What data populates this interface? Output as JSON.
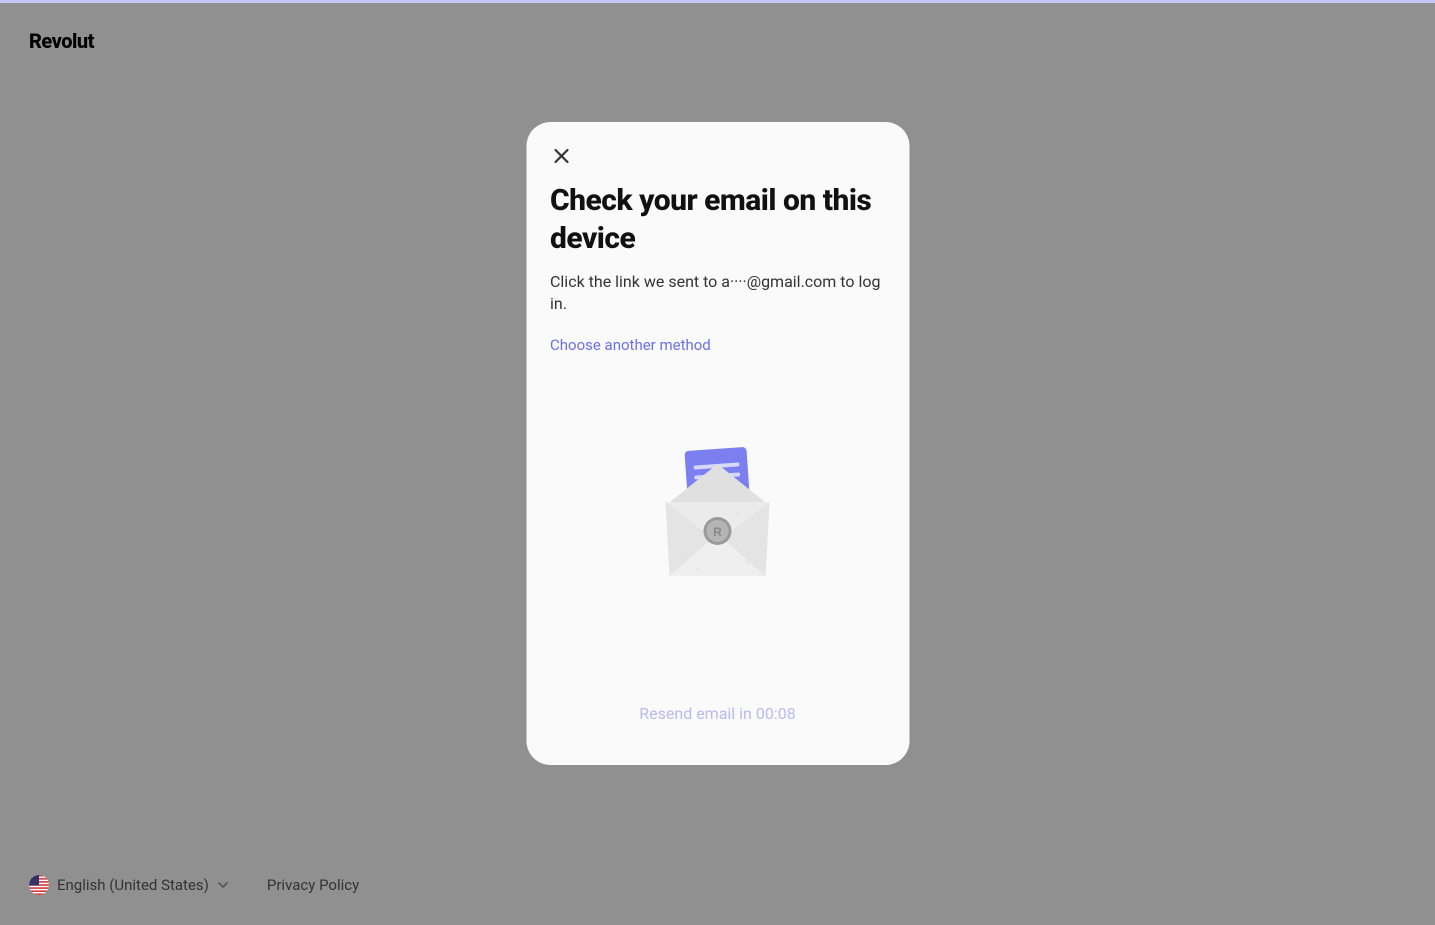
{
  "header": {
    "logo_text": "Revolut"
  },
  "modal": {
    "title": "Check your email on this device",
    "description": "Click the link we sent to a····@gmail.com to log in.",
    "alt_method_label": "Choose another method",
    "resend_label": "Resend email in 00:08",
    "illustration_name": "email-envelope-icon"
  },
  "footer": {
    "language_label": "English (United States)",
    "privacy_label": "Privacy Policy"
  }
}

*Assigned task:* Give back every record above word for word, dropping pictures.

*Written solution:*
What data populates this interface? Output as JSON.
{
  "header": {
    "logo_text": "Revolut"
  },
  "modal": {
    "title": "Check your email on this device",
    "description": "Click the link we sent to a····@gmail.com to log in.",
    "alt_method_label": "Choose another method",
    "resend_label": "Resend email in 00:08",
    "illustration_name": "email-envelope-icon"
  },
  "footer": {
    "language_label": "English (United States)",
    "privacy_label": "Privacy Policy"
  }
}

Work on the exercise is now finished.